■ EXERCISE DESCRIPTION: Look through the lines below and extract any with the word "title".

■ RECORD SET:
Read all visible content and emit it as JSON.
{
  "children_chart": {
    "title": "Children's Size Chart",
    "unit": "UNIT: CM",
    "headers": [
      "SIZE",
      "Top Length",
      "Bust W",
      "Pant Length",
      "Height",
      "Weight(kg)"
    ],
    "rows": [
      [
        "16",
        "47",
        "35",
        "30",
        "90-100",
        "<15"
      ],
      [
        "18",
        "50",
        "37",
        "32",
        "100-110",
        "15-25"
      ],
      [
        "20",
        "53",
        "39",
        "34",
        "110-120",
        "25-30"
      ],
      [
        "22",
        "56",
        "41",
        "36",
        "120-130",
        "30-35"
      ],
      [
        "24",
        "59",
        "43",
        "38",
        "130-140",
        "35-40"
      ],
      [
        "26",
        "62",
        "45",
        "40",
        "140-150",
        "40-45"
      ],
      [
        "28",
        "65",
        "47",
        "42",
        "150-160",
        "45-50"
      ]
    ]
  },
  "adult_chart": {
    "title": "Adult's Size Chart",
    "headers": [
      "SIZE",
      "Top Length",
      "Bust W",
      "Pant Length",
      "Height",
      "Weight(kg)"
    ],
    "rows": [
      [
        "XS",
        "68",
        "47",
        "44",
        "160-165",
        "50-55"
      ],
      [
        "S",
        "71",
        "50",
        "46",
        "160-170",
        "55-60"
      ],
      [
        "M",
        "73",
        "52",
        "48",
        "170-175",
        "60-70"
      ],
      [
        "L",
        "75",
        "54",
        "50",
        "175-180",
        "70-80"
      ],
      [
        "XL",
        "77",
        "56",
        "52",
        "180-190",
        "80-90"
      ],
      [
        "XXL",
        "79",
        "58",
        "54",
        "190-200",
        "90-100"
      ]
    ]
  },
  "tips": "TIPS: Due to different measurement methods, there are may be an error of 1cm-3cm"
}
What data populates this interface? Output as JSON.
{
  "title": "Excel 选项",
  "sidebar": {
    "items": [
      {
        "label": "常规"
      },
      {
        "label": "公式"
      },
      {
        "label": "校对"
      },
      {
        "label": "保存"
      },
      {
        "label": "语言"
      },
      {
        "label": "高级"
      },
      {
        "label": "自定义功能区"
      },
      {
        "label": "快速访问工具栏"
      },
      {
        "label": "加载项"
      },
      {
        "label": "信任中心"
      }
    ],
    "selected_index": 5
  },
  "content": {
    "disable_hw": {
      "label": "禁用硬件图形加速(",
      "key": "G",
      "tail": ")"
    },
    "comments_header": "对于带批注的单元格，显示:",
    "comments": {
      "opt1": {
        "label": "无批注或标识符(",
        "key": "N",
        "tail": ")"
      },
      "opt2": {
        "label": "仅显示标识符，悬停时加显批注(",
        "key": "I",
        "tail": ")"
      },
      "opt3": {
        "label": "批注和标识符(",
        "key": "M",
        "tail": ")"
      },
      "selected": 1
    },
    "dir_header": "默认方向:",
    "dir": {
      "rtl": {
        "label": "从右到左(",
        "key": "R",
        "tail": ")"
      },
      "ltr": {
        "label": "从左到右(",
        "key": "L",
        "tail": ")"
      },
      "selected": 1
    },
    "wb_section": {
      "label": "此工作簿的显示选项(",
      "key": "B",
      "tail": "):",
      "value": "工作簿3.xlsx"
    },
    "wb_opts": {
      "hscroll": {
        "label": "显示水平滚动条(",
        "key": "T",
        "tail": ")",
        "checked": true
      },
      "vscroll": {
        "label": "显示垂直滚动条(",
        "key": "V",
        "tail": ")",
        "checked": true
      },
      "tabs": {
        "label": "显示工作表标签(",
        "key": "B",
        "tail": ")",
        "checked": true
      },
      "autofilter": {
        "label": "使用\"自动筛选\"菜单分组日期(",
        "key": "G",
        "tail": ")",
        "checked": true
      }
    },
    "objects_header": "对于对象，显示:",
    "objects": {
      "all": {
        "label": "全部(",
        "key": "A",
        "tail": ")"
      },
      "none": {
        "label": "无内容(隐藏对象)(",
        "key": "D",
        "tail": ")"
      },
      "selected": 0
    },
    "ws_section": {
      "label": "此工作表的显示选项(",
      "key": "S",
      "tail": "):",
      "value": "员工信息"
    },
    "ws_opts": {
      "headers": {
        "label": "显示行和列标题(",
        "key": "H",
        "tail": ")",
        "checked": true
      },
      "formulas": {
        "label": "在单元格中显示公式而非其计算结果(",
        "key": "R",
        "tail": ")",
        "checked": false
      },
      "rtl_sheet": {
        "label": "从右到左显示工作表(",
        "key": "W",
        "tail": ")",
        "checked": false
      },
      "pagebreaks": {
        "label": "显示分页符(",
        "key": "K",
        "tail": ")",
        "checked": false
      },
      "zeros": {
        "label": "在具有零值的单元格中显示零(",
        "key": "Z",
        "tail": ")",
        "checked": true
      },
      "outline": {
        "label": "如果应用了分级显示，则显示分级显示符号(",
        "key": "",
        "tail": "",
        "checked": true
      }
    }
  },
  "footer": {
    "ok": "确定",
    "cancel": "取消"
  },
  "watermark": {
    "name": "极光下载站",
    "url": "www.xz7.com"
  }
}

■ WRITTEN RESPONSE:
    "title": "Children's Size Chart",
    "title": "Adult's Size Chart",
  "title": "Excel 选项",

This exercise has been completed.